EXERCISE AIM:
The answer must consist of each line of the records below that contains the string "Lenovo".

DATA SUPPLIED Block Start

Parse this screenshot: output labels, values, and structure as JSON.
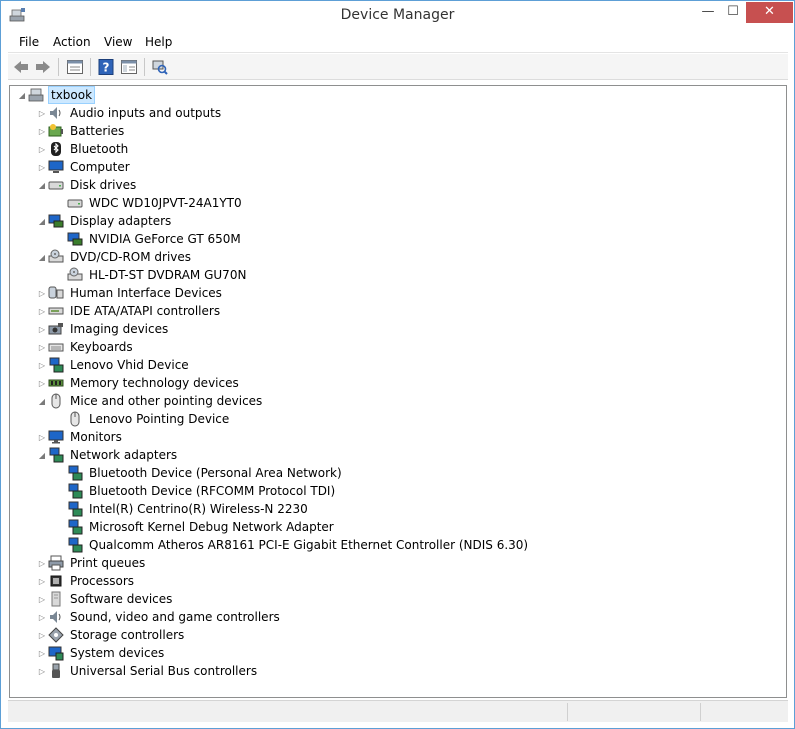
{
  "window": {
    "title": "Device Manager"
  },
  "titlebar": {
    "minimize": "—",
    "maximize": "☐",
    "close": "✕"
  },
  "menu": [
    "File",
    "Action",
    "View",
    "Help"
  ],
  "toolbar": {
    "icons": [
      "back-arrow-icon",
      "forward-arrow-icon",
      "properties-icon",
      "help-icon",
      "show-hide-console-icon",
      "scan-hardware-icon"
    ]
  },
  "tree": {
    "root": "txbook",
    "categories": [
      {
        "label": "Audio inputs and outputs",
        "icon": "speaker-icon",
        "expanded": false,
        "children": []
      },
      {
        "label": "Batteries",
        "icon": "battery-icon",
        "expanded": false,
        "children": []
      },
      {
        "label": "Bluetooth",
        "icon": "bluetooth-icon",
        "expanded": false,
        "children": []
      },
      {
        "label": "Computer",
        "icon": "computer-icon",
        "expanded": false,
        "children": []
      },
      {
        "label": "Disk drives",
        "icon": "disk-drive-icon",
        "expanded": true,
        "children": [
          "WDC WD10JPVT-24A1YT0"
        ]
      },
      {
        "label": "Display adapters",
        "icon": "display-adapter-icon",
        "expanded": true,
        "children": [
          "NVIDIA GeForce GT 650M"
        ]
      },
      {
        "label": "DVD/CD-ROM drives",
        "icon": "dvd-drive-icon",
        "expanded": true,
        "children": [
          "HL-DT-ST DVDRAM GU70N"
        ]
      },
      {
        "label": "Human Interface Devices",
        "icon": "hid-icon",
        "expanded": false,
        "children": []
      },
      {
        "label": "IDE ATA/ATAPI controllers",
        "icon": "ide-controller-icon",
        "expanded": false,
        "children": []
      },
      {
        "label": "Imaging devices",
        "icon": "camera-icon",
        "expanded": false,
        "children": []
      },
      {
        "label": "Keyboards",
        "icon": "keyboard-icon",
        "expanded": false,
        "children": []
      },
      {
        "label": "Lenovo Vhid Device",
        "icon": "network-device-icon",
        "expanded": false,
        "children": []
      },
      {
        "label": "Memory technology devices",
        "icon": "memory-icon",
        "expanded": false,
        "children": []
      },
      {
        "label": "Mice and other pointing devices",
        "icon": "mouse-icon",
        "expanded": true,
        "children": [
          "Lenovo Pointing Device"
        ]
      },
      {
        "label": "Monitors",
        "icon": "monitor-icon",
        "expanded": false,
        "children": []
      },
      {
        "label": "Network adapters",
        "icon": "network-adapter-icon",
        "expanded": true,
        "children": [
          "Bluetooth Device (Personal Area Network)",
          "Bluetooth Device (RFCOMM Protocol TDI)",
          "Intel(R) Centrino(R) Wireless-N 2230",
          "Microsoft Kernel Debug Network Adapter",
          "Qualcomm Atheros AR8161 PCI-E Gigabit Ethernet Controller (NDIS 6.30)"
        ]
      },
      {
        "label": "Print queues",
        "icon": "printer-icon",
        "expanded": false,
        "children": []
      },
      {
        "label": "Processors",
        "icon": "processor-icon",
        "expanded": false,
        "children": []
      },
      {
        "label": "Software devices",
        "icon": "software-device-icon",
        "expanded": false,
        "children": []
      },
      {
        "label": "Sound, video and game controllers",
        "icon": "sound-icon",
        "expanded": false,
        "children": []
      },
      {
        "label": "Storage controllers",
        "icon": "storage-controller-icon",
        "expanded": false,
        "children": []
      },
      {
        "label": "System devices",
        "icon": "system-device-icon",
        "expanded": false,
        "children": []
      },
      {
        "label": "Universal Serial Bus controllers",
        "icon": "usb-icon",
        "expanded": false,
        "children": []
      }
    ]
  },
  "colors": {
    "selection_bg": "#cce8ff",
    "selection_border": "#99d1ff",
    "close_button": "#c75050",
    "window_border": "#5d9fd6"
  }
}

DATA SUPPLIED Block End

RESPONSE FOR THIS EXERCISE:
        "label": "Lenovo Vhid Device",
          "Lenovo Pointing Device"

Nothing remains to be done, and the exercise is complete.